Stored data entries
--------------------------------------------------

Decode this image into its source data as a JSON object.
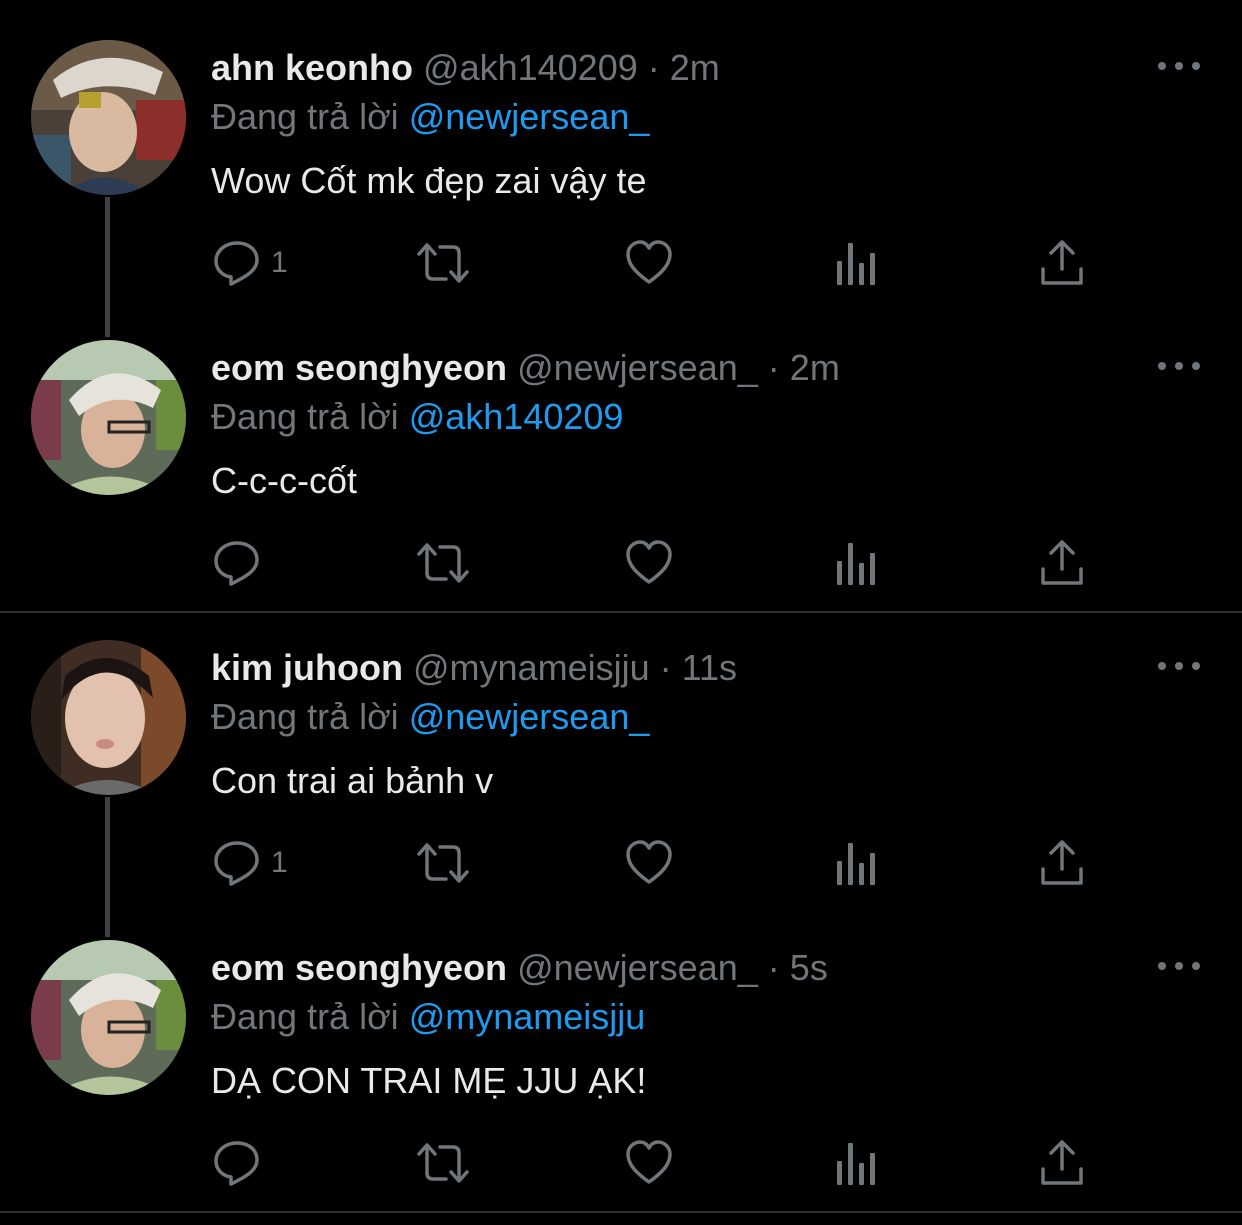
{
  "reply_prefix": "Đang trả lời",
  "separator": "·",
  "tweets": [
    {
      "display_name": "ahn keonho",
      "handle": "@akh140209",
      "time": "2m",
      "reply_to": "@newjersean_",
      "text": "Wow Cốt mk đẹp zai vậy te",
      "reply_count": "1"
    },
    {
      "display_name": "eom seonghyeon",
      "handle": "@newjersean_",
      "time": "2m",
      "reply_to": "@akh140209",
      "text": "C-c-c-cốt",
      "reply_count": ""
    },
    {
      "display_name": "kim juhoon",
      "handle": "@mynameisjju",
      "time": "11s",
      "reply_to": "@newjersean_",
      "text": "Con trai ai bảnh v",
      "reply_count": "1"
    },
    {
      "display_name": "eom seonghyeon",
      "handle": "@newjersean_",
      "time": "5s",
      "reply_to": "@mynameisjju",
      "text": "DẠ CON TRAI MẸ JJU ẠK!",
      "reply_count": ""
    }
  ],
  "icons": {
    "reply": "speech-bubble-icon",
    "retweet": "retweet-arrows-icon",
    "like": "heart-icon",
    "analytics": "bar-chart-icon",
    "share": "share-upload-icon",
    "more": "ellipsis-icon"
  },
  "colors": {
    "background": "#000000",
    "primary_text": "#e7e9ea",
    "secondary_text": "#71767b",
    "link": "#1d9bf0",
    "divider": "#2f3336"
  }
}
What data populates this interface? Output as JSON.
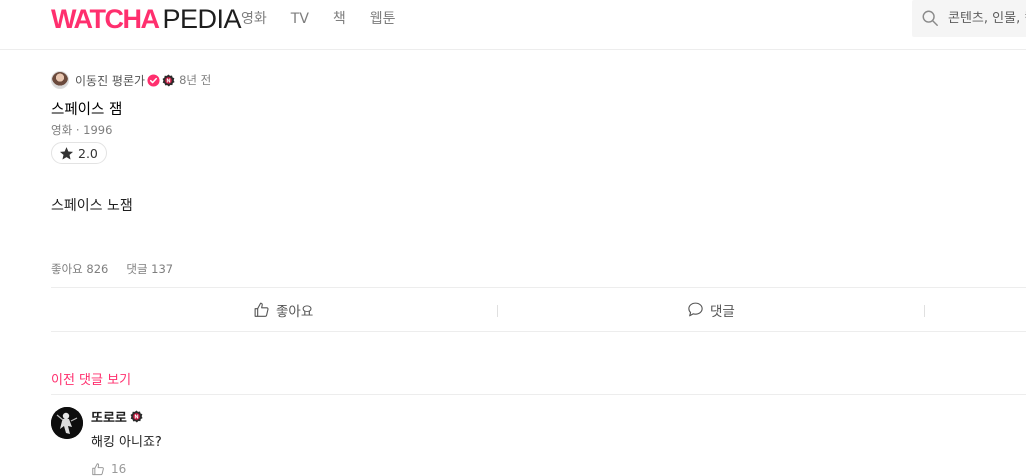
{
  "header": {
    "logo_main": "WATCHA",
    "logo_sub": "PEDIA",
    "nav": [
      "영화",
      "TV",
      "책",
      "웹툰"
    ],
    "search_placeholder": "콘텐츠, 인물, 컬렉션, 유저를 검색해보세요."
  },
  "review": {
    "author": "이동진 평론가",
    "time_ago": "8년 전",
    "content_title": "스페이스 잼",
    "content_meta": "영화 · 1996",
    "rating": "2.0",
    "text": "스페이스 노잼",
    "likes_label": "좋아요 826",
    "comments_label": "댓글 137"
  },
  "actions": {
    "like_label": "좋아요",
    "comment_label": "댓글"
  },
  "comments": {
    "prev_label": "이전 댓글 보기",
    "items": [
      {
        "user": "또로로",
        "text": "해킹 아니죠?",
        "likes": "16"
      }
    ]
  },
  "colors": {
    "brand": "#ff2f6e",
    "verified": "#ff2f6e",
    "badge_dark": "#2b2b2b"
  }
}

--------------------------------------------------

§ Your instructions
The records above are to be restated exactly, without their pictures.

§ Answer to this problem
Decode this image into its source data as a JSON object.
{
  "reply_prefix": "Đang trả lời",
  "separator": "·",
  "tweets": [
    {
      "display_name": "ahn keonho",
      "handle": "@akh140209",
      "time": "2m",
      "reply_to": "@newjersean_",
      "text": "Wow Cốt mk đẹp zai vậy te",
      "reply_count": "1"
    },
    {
      "display_name": "eom seonghyeon",
      "handle": "@newjersean_",
      "time": "2m",
      "reply_to": "@akh140209",
      "text": "C-c-c-cốt",
      "reply_count": ""
    },
    {
      "display_name": "kim juhoon",
      "handle": "@mynameisjju",
      "time": "11s",
      "reply_to": "@newjersean_",
      "text": "Con trai ai bảnh v",
      "reply_count": "1"
    },
    {
      "display_name": "eom seonghyeon",
      "handle": "@newjersean_",
      "time": "5s",
      "reply_to": "@mynameisjju",
      "text": "DẠ CON TRAI MẸ JJU ẠK!",
      "reply_count": ""
    }
  ],
  "icons": {
    "reply": "speech-bubble-icon",
    "retweet": "retweet-arrows-icon",
    "like": "heart-icon",
    "analytics": "bar-chart-icon",
    "share": "share-upload-icon",
    "more": "ellipsis-icon"
  },
  "colors": {
    "background": "#000000",
    "primary_text": "#e7e9ea",
    "secondary_text": "#71767b",
    "link": "#1d9bf0",
    "divider": "#2f3336"
  }
}
What data populates this interface? Output as JSON.
{
  "header": {
    "logo_main": "WATCHA",
    "logo_sub": "PEDIA",
    "nav": [
      "영화",
      "TV",
      "책",
      "웹툰"
    ],
    "search_placeholder": "콘텐츠, 인물, 컬렉션, 유저를 검색해보세요."
  },
  "review": {
    "author": "이동진 평론가",
    "time_ago": "8년 전",
    "content_title": "스페이스 잼",
    "content_meta": "영화 · 1996",
    "rating": "2.0",
    "text": "스페이스 노잼",
    "likes_label": "좋아요 826",
    "comments_label": "댓글 137"
  },
  "actions": {
    "like_label": "좋아요",
    "comment_label": "댓글"
  },
  "comments": {
    "prev_label": "이전 댓글 보기",
    "items": [
      {
        "user": "또로로",
        "text": "해킹 아니죠?",
        "likes": "16"
      }
    ]
  },
  "colors": {
    "brand": "#ff2f6e",
    "verified": "#ff2f6e",
    "badge_dark": "#2b2b2b"
  }
}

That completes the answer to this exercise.